** EXCERPTED RECORDS follows **
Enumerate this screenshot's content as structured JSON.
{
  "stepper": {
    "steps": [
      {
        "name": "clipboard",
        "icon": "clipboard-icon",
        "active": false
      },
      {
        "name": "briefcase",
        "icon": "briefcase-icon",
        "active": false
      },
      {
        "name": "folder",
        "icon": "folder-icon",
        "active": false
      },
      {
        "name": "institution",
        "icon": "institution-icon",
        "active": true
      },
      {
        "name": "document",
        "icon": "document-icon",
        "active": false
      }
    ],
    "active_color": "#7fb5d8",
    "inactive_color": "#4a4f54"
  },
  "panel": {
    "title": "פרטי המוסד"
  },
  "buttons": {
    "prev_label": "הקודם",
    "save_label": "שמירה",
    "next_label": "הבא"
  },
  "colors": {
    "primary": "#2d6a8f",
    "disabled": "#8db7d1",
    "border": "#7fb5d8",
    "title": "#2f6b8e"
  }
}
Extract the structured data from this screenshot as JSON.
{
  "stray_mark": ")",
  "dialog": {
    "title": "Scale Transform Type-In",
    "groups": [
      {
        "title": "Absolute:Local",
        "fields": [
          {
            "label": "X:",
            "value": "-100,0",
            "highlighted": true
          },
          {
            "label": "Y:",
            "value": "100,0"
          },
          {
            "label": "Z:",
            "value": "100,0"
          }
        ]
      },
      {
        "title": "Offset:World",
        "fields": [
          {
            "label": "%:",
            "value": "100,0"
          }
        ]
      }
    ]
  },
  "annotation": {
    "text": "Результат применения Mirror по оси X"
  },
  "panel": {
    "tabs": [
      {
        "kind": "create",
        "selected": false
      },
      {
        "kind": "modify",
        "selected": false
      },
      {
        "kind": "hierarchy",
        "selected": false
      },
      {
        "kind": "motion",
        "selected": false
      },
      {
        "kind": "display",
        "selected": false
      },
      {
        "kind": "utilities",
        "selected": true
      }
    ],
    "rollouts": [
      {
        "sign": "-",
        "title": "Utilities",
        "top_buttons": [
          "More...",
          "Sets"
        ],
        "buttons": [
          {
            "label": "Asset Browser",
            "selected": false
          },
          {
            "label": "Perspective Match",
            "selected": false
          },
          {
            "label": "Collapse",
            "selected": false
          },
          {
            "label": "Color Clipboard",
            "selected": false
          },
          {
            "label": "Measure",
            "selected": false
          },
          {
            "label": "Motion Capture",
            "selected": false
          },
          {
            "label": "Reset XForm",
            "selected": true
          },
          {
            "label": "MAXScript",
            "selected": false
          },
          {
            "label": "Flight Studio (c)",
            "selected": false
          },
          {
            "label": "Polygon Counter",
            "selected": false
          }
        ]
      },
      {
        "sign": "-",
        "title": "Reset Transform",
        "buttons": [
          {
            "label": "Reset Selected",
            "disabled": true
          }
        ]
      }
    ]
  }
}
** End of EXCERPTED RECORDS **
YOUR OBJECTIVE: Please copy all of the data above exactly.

ANSWER AREA:
Enumerate this screenshot's content as structured JSON.
{
  "stepper": {
    "steps": [
      {
        "name": "clipboard",
        "icon": "clipboard-icon",
        "active": false
      },
      {
        "name": "briefcase",
        "icon": "briefcase-icon",
        "active": false
      },
      {
        "name": "folder",
        "icon": "folder-icon",
        "active": false
      },
      {
        "name": "institution",
        "icon": "institution-icon",
        "active": true
      },
      {
        "name": "document",
        "icon": "document-icon",
        "active": false
      }
    ],
    "active_color": "#7fb5d8",
    "inactive_color": "#4a4f54"
  },
  "panel": {
    "title": "פרטי המוסד"
  },
  "buttons": {
    "prev_label": "הקודם",
    "save_label": "שמירה",
    "next_label": "הבא"
  },
  "colors": {
    "primary": "#2d6a8f",
    "disabled": "#8db7d1",
    "border": "#7fb5d8",
    "title": "#2f6b8e"
  }
}
Extract the structured data from this screenshot as JSON.
{
  "stray_mark": ")",
  "dialog": {
    "title": "Scale Transform Type-In",
    "groups": [
      {
        "title": "Absolute:Local",
        "fields": [
          {
            "label": "X:",
            "value": "-100,0",
            "highlighted": true
          },
          {
            "label": "Y:",
            "value": "100,0"
          },
          {
            "label": "Z:",
            "value": "100,0"
          }
        ]
      },
      {
        "title": "Offset:World",
        "fields": [
          {
            "label": "%:",
            "value": "100,0"
          }
        ]
      }
    ]
  },
  "annotation": {
    "text": "Результат применения Mirror по оси X"
  },
  "panel": {
    "tabs": [
      {
        "kind": "create",
        "selected": false
      },
      {
        "kind": "modify",
        "selected": false
      },
      {
        "kind": "hierarchy",
        "selected": false
      },
      {
        "kind": "motion",
        "selected": false
      },
      {
        "kind": "display",
        "selected": false
      },
      {
        "kind": "utilities",
        "selected": true
      }
    ],
    "rollouts": [
      {
        "sign": "-",
        "title": "Utilities",
        "top_buttons": [
          "More...",
          "Sets"
        ],
        "buttons": [
          {
            "label": "Asset Browser",
            "selected": false
          },
          {
            "label": "Perspective Match",
            "selected": false
          },
          {
            "label": "Collapse",
            "selected": false
          },
          {
            "label": "Color Clipboard",
            "selected": false
          },
          {
            "label": "Measure",
            "selected": false
          },
          {
            "label": "Motion Capture",
            "selected": false
          },
          {
            "label": "Reset XForm",
            "selected": true
          },
          {
            "label": "MAXScript",
            "selected": false
          },
          {
            "label": "Flight Studio (c)",
            "selected": false
          },
          {
            "label": "Polygon Counter",
            "selected": false
          }
        ]
      },
      {
        "sign": "-",
        "title": "Reset Transform",
        "buttons": [
          {
            "label": "Reset Selected",
            "disabled": true
          }
        ]
      }
    ]
  }
}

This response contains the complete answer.